*THE TASK*: All lines from the entries below that contain the string "StaffingReport" should be copied out.

*INPUT MATERIAL*:
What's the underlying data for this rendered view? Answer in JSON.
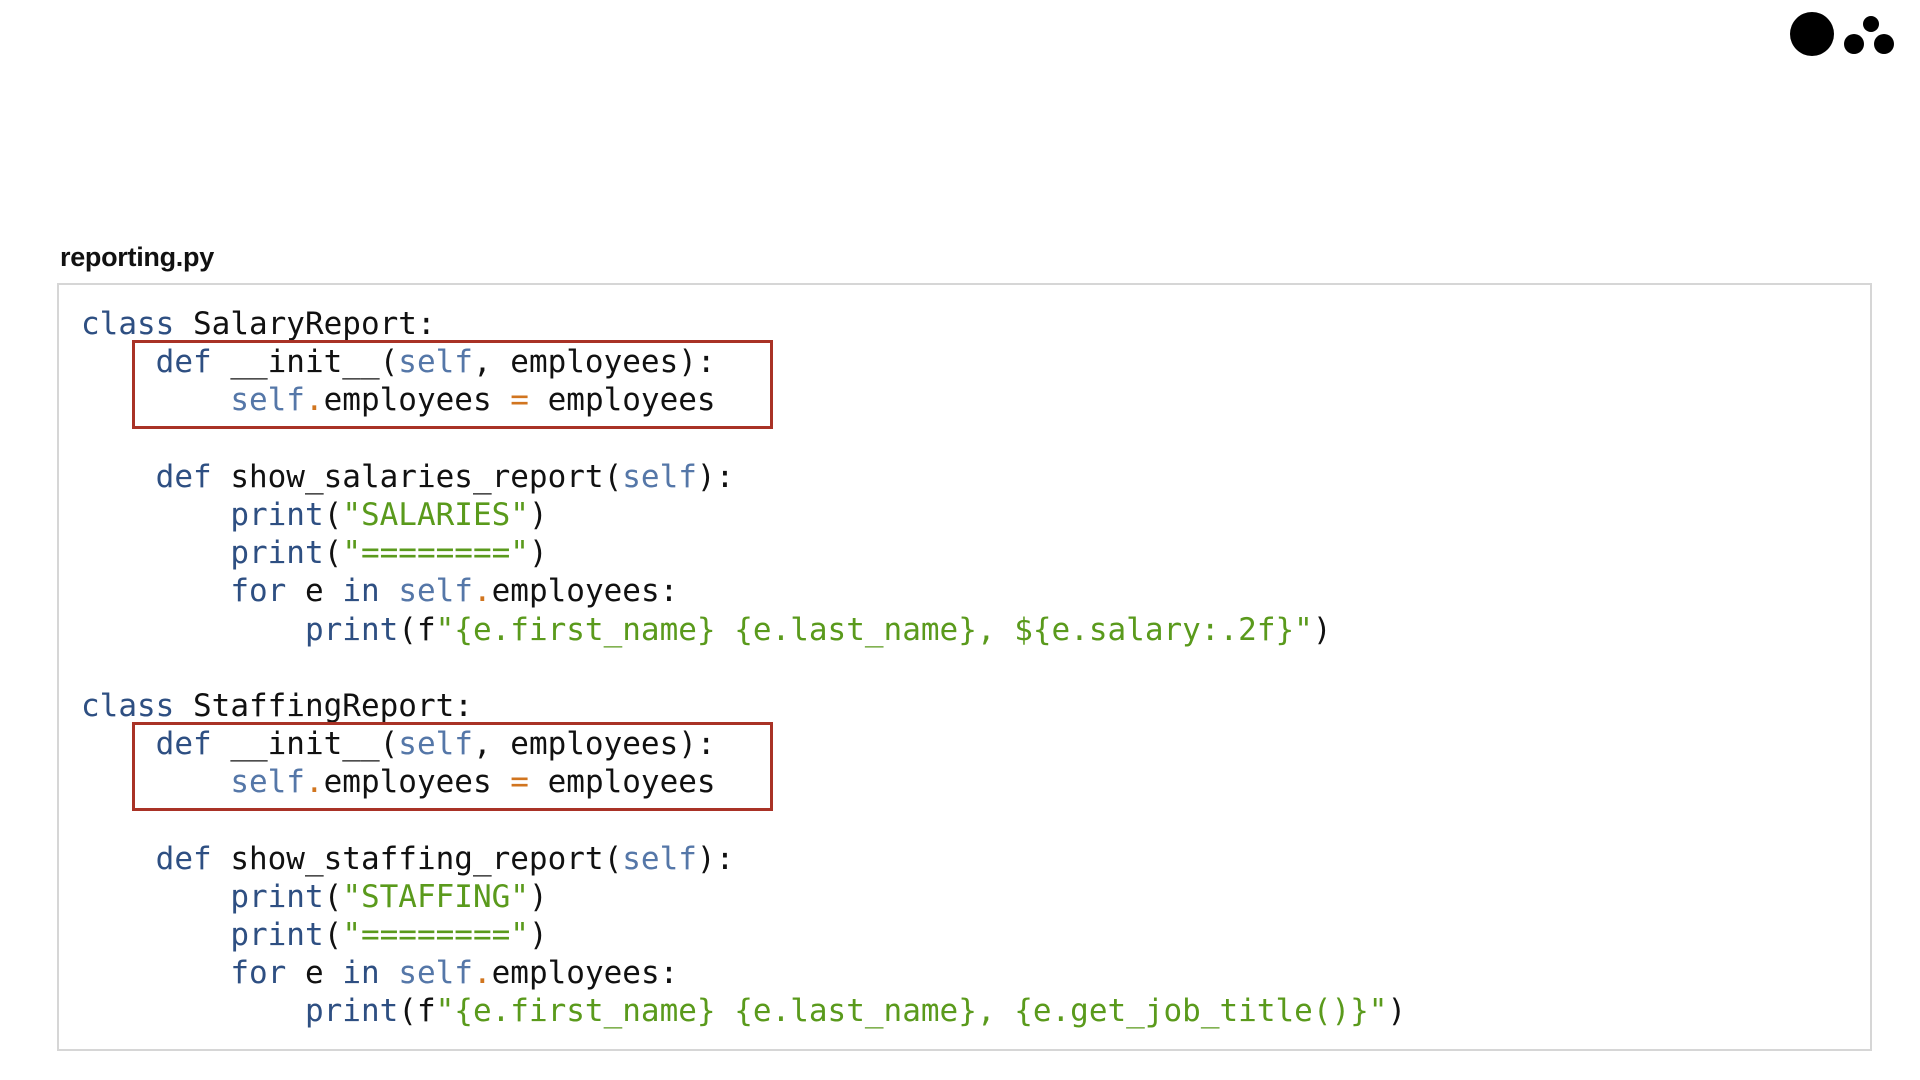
{
  "file_title": "reporting.py",
  "logo": {
    "icon": "three-dots-logo"
  },
  "colors": {
    "keyword": "#2e4f82",
    "self": "#5577a8",
    "string": "#5a9a1c",
    "operator": "#d1751f",
    "highlight_border": "#a93226"
  },
  "highlights": [
    {
      "class": "SalaryReport",
      "method": "__init__"
    },
    {
      "class": "StaffingReport",
      "method": "__init__"
    }
  ],
  "code_lines": [
    [
      {
        "t": "class",
        "c": "kw"
      },
      {
        "t": " SalaryReport:",
        "c": ""
      }
    ],
    [
      {
        "t": "    ",
        "c": ""
      },
      {
        "t": "def",
        "c": "kw"
      },
      {
        "t": " __init__(",
        "c": ""
      },
      {
        "t": "self",
        "c": "slf"
      },
      {
        "t": ", employees):",
        "c": ""
      }
    ],
    [
      {
        "t": "        ",
        "c": ""
      },
      {
        "t": "self",
        "c": "slf"
      },
      {
        "t": ".",
        "c": "op"
      },
      {
        "t": "employees ",
        "c": ""
      },
      {
        "t": "=",
        "c": "op"
      },
      {
        "t": " employees",
        "c": ""
      }
    ],
    [],
    [
      {
        "t": "    ",
        "c": ""
      },
      {
        "t": "def",
        "c": "kw"
      },
      {
        "t": " show_salaries_report(",
        "c": ""
      },
      {
        "t": "self",
        "c": "slf"
      },
      {
        "t": "):",
        "c": ""
      }
    ],
    [
      {
        "t": "        ",
        "c": ""
      },
      {
        "t": "print",
        "c": "kw"
      },
      {
        "t": "(",
        "c": ""
      },
      {
        "t": "\"SALARIES\"",
        "c": "str"
      },
      {
        "t": ")",
        "c": ""
      }
    ],
    [
      {
        "t": "        ",
        "c": ""
      },
      {
        "t": "print",
        "c": "kw"
      },
      {
        "t": "(",
        "c": ""
      },
      {
        "t": "\"========\"",
        "c": "str"
      },
      {
        "t": ")",
        "c": ""
      }
    ],
    [
      {
        "t": "        ",
        "c": ""
      },
      {
        "t": "for",
        "c": "kw"
      },
      {
        "t": " e ",
        "c": ""
      },
      {
        "t": "in",
        "c": "kw"
      },
      {
        "t": " ",
        "c": ""
      },
      {
        "t": "self",
        "c": "slf"
      },
      {
        "t": ".",
        "c": "op"
      },
      {
        "t": "employees:",
        "c": ""
      }
    ],
    [
      {
        "t": "            ",
        "c": ""
      },
      {
        "t": "print",
        "c": "kw"
      },
      {
        "t": "(f",
        "c": ""
      },
      {
        "t": "\"{e.first_name} {e.last_name}, ${e.salary:.2f}\"",
        "c": "str"
      },
      {
        "t": ")",
        "c": ""
      }
    ],
    [],
    [
      {
        "t": "class",
        "c": "kw"
      },
      {
        "t": " StaffingReport:",
        "c": ""
      }
    ],
    [
      {
        "t": "    ",
        "c": ""
      },
      {
        "t": "def",
        "c": "kw"
      },
      {
        "t": " __init__(",
        "c": ""
      },
      {
        "t": "self",
        "c": "slf"
      },
      {
        "t": ", employees):",
        "c": ""
      }
    ],
    [
      {
        "t": "        ",
        "c": ""
      },
      {
        "t": "self",
        "c": "slf"
      },
      {
        "t": ".",
        "c": "op"
      },
      {
        "t": "employees ",
        "c": ""
      },
      {
        "t": "=",
        "c": "op"
      },
      {
        "t": " employees",
        "c": ""
      }
    ],
    [],
    [
      {
        "t": "    ",
        "c": ""
      },
      {
        "t": "def",
        "c": "kw"
      },
      {
        "t": " show_staffing_report(",
        "c": ""
      },
      {
        "t": "self",
        "c": "slf"
      },
      {
        "t": "):",
        "c": ""
      }
    ],
    [
      {
        "t": "        ",
        "c": ""
      },
      {
        "t": "print",
        "c": "kw"
      },
      {
        "t": "(",
        "c": ""
      },
      {
        "t": "\"STAFFING\"",
        "c": "str"
      },
      {
        "t": ")",
        "c": ""
      }
    ],
    [
      {
        "t": "        ",
        "c": ""
      },
      {
        "t": "print",
        "c": "kw"
      },
      {
        "t": "(",
        "c": ""
      },
      {
        "t": "\"========\"",
        "c": "str"
      },
      {
        "t": ")",
        "c": ""
      }
    ],
    [
      {
        "t": "        ",
        "c": ""
      },
      {
        "t": "for",
        "c": "kw"
      },
      {
        "t": " e ",
        "c": ""
      },
      {
        "t": "in",
        "c": "kw"
      },
      {
        "t": " ",
        "c": ""
      },
      {
        "t": "self",
        "c": "slf"
      },
      {
        "t": ".",
        "c": "op"
      },
      {
        "t": "employees:",
        "c": ""
      }
    ],
    [
      {
        "t": "            ",
        "c": ""
      },
      {
        "t": "print",
        "c": "kw"
      },
      {
        "t": "(f",
        "c": ""
      },
      {
        "t": "\"{e.first_name} {e.last_name}, {e.get_job_title()}\"",
        "c": "str"
      },
      {
        "t": ")",
        "c": ""
      }
    ]
  ]
}
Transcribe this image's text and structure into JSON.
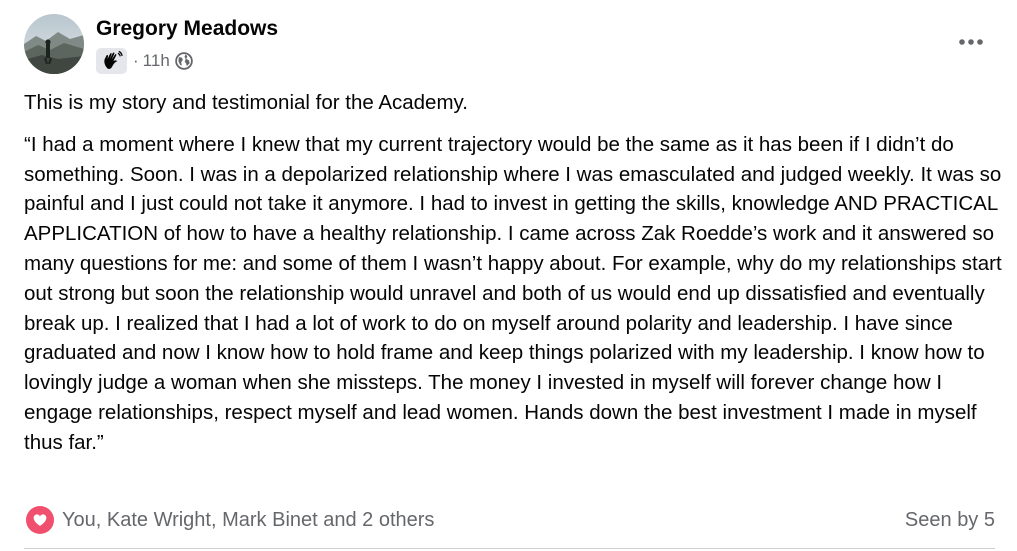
{
  "post": {
    "author": "Gregory Meadows",
    "time": "11h",
    "separator": "·",
    "icons": {
      "avatar": "mountain-landscape-avatar",
      "badge": "waving-hand-icon",
      "audience": "globe-icon",
      "more": "more-options-icon",
      "reaction": "heart-love-icon"
    },
    "intro": "This is my story and testimonial for the Academy.",
    "testimonial": "“I had a moment where I knew that my current trajectory would be the same as it has been if I didn’t do something. Soon. I was in a depolarized relationship where I was emasculated and judged weekly. It was so painful and I just could not take it anymore. I had to invest in getting the skills, knowledge AND PRACTICAL APPLICATION of how to have a healthy relationship. I came across Zak Roedde’s work and it answered so many questions for me: and some of them I wasn’t happy about. For example, why do my relationships start out strong but soon the relationship would unravel and both of us would end up dissatisfied and eventually break up. I realized that I had a lot of work to do on myself around polarity and leadership. I have since graduated and now I know how to hold frame and keep things polarized with my leadership. I know how to lovingly judge a woman when she missteps. The money I invested in myself will forever change how I engage relationships, respect myself and lead women. Hands down the best investment I made in myself thus far.”",
    "reactions_text": "You, Kate Wright, Mark Binet and 2 others",
    "seen_text": "Seen by 5"
  },
  "colors": {
    "primary_text": "#050505",
    "secondary_text": "#65676b",
    "love_reaction": "#f0506e",
    "badge_bg": "#e4e6eb",
    "divider": "#ced0d4"
  }
}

*EXERCISE ANSWER*:
      "class": "StaffingReport",
        "t": " StaffingReport:",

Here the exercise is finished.